EXERCISE BRIEF - Gather all lines in the entries below that include the word "placeholder".

EXTRACTED ENTRIES -
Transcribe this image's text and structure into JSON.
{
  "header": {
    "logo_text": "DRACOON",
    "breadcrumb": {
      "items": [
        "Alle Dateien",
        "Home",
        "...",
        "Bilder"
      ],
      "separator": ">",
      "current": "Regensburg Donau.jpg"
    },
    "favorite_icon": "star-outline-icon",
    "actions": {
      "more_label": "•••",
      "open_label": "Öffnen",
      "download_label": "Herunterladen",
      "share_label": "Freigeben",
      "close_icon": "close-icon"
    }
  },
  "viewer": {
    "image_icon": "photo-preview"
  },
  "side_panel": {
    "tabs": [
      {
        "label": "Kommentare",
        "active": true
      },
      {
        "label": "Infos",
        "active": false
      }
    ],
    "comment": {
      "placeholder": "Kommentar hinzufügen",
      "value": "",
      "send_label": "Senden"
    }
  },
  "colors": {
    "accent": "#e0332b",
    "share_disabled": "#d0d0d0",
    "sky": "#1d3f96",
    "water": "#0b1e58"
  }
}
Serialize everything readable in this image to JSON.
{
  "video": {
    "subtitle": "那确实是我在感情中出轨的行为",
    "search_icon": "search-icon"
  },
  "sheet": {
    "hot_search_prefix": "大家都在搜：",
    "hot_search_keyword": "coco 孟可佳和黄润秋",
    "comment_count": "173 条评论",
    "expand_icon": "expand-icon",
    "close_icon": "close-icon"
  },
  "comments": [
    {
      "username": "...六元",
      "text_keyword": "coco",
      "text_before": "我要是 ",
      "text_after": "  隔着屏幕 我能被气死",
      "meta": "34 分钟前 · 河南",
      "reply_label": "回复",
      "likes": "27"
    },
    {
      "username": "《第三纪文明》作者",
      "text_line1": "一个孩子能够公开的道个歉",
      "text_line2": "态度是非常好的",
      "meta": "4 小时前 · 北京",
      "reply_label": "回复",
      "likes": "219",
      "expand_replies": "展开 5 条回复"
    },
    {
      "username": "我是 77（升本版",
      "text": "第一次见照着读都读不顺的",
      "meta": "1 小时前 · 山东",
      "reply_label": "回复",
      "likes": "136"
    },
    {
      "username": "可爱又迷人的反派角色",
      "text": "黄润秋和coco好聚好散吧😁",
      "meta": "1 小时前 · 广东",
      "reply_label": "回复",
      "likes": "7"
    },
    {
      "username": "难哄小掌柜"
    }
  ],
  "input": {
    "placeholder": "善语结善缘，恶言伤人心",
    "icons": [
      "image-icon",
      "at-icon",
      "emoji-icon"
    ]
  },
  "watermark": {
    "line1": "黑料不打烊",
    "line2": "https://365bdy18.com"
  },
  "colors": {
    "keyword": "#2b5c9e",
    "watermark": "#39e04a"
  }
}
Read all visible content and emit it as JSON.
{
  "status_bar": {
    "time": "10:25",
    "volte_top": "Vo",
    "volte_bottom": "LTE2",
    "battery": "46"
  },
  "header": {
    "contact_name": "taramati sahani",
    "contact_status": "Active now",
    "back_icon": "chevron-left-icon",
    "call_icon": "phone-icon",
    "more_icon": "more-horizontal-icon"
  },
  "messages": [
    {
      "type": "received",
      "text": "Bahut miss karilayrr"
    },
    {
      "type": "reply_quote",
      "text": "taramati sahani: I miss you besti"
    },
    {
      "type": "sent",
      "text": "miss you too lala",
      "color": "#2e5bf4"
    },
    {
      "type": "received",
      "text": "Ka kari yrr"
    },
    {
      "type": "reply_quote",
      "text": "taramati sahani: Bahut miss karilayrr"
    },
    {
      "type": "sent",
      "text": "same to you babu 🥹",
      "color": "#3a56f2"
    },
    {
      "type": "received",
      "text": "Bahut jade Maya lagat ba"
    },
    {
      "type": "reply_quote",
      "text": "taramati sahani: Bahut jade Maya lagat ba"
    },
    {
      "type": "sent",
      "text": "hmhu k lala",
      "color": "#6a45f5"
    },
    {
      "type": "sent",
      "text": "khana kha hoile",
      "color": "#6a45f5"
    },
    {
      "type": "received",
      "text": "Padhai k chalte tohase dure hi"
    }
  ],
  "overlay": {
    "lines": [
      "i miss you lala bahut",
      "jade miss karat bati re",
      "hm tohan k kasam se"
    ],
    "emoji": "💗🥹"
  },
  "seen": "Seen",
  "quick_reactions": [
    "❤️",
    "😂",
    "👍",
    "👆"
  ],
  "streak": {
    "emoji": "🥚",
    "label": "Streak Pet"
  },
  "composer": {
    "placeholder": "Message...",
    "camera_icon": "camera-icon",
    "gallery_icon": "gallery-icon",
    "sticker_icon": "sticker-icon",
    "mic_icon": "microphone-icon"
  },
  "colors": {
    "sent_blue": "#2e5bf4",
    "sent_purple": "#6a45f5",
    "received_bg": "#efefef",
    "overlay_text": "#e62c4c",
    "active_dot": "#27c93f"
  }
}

SOLVED PROBLEM -
      "placeholder": "Kommentar hinzufügen",
    "placeholder": "善语结善缘，恶言伤人心",
    "placeholder": "Message...",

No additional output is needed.